**Records for processing**
====================

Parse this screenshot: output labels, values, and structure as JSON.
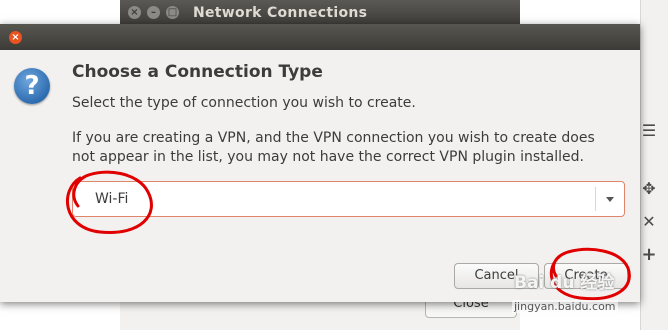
{
  "background_window": {
    "title": "Network Connections",
    "close_button": "Close"
  },
  "dialog": {
    "heading": "Choose a Connection Type",
    "description": "Select the type of connection you wish to create.",
    "vpn_note": "If you are creating a VPN, and the VPN connection you wish to create does not appear in the list, you may not have the correct VPN plugin installed.",
    "connection_type": {
      "selected": "Wi-Fi"
    },
    "buttons": {
      "cancel": "Cancel",
      "create": "Create"
    }
  },
  "watermark": {
    "brand": "Bai du 经验",
    "url": "jingyan.baidu.com"
  },
  "icons": [
    "question-icon",
    "close-icon",
    "dropdown-arrow-icon",
    "list-icon",
    "move-icon",
    "remove-icon",
    "add-icon"
  ],
  "colors": {
    "accent": "#e95420",
    "titlebar": "#3c3b37",
    "annotation": "#e00000"
  }
}
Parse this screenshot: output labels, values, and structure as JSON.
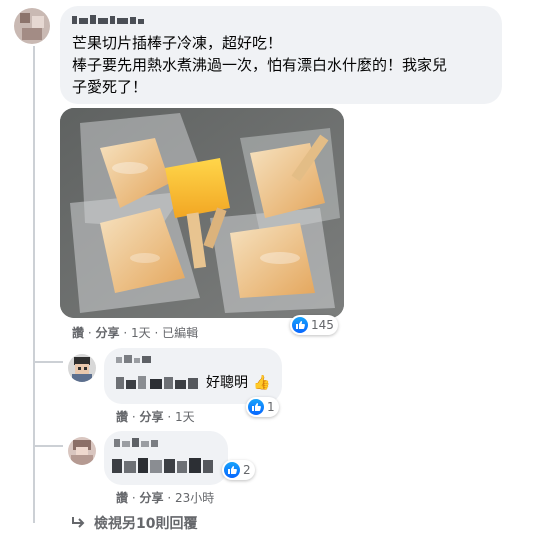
{
  "main_comment": {
    "text_line1": "芒果切片插棒子冷凍，超好吃！",
    "text_line2": "棒子要先用熱水煮沸過一次，怕有漂白水什麼的！我家兒",
    "text_line3": "子愛死了！",
    "actions": {
      "like": "讚",
      "reply": "分享",
      "time": "1天",
      "edited": "已編輯",
      "sep": "·"
    },
    "reaction_count": "145"
  },
  "reply1": {
    "text_suffix": "好聰明",
    "emoji": "👍",
    "actions": {
      "like": "讚",
      "reply": "分享",
      "time": "1天",
      "sep": "·"
    },
    "reaction_count": "1"
  },
  "reply2": {
    "actions": {
      "like": "讚",
      "reply": "分享",
      "time": "23小時",
      "sep": "·"
    },
    "reaction_count": "2"
  },
  "more_replies": {
    "label": "檢視另10則回覆",
    "icon": "reply-arrow-icon"
  },
  "colors": {
    "bubble": "#f0f2f5",
    "meta": "#65676b",
    "like_blue": "#0866ff"
  }
}
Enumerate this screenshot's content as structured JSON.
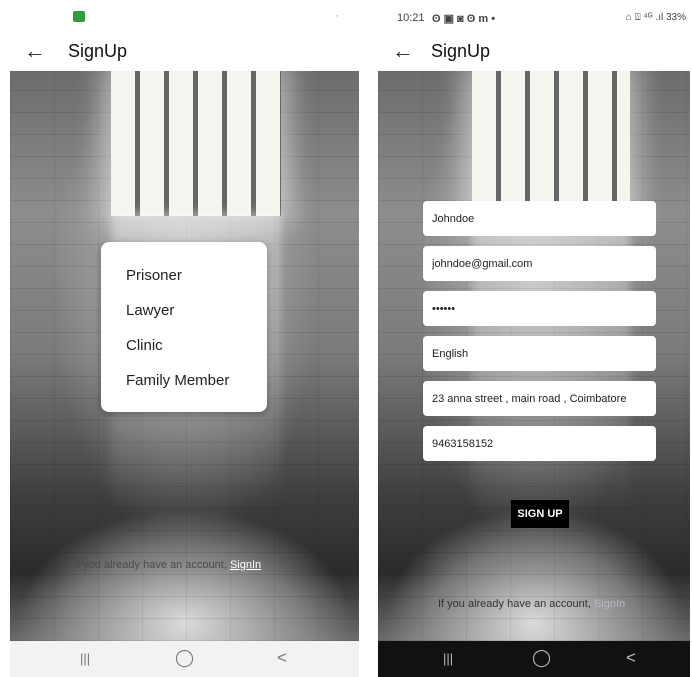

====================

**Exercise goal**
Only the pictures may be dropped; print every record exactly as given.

**Written answer**
Parse this screenshot: output labels, values, and structure as JSON.
{
  "background_window": {
    "title": "Network Connections",
    "close_button": "Close"
  },
  "dialog": {
    "heading": "Choose a Connection Type",
    "description": "Select the type of connection you wish to create.",
    "vpn_note": "If you are creating a VPN, and the VPN connection you wish to create does not appear in the list, you may not have the correct VPN plugin installed.",
    "connection_type": {
      "selected": "Wi-Fi"
    },
    "buttons": {
      "cancel": "Cancel",
      "create": "Create"
    }
  },
  "watermark": {
    "brand": "Bai du 经验",
    "url": "jingyan.baidu.com"
  },
  "icons": [
    "question-icon",
    "close-icon",
    "dropdown-arrow-icon",
    "list-icon",
    "move-icon",
    "remove-icon",
    "add-icon"
  ],
  "colors": {
    "accent": "#e95420",
    "titlebar": "#3c3b37",
    "annotation": "#e00000"
  }
}
Parse this screenshot: output labels, values, and structure as JSON.
{
  "main_comment": {
    "text_line1": "芒果切片插棒子冷凍，超好吃！",
    "text_line2": "棒子要先用熱水煮沸過一次，怕有漂白水什麼的！我家兒",
    "text_line3": "子愛死了！",
    "actions": {
      "like": "讚",
      "reply": "分享",
      "time": "1天",
      "edited": "已編輯",
      "sep": "·"
    },
    "reaction_count": "145"
  },
  "reply1": {
    "text_suffix": "好聰明",
    "emoji": "👍",
    "actions": {
      "like": "讚",
      "reply": "分享",
      "time": "1天",
      "sep": "·"
    },
    "reaction_count": "1"
  },
  "reply2": {
    "actions": {
      "like": "讚",
      "reply": "分享",
      "time": "23小時",
      "sep": "·"
    },
    "reaction_count": "2"
  },
  "more_replies": {
    "label": "檢視另10則回覆",
    "icon": "reply-arrow-icon"
  },
  "colors": {
    "bubble": "#f0f2f5",
    "meta": "#65676b",
    "like_blue": "#0866ff"
  }
}
Enumerate this screenshot's content as structured JSON.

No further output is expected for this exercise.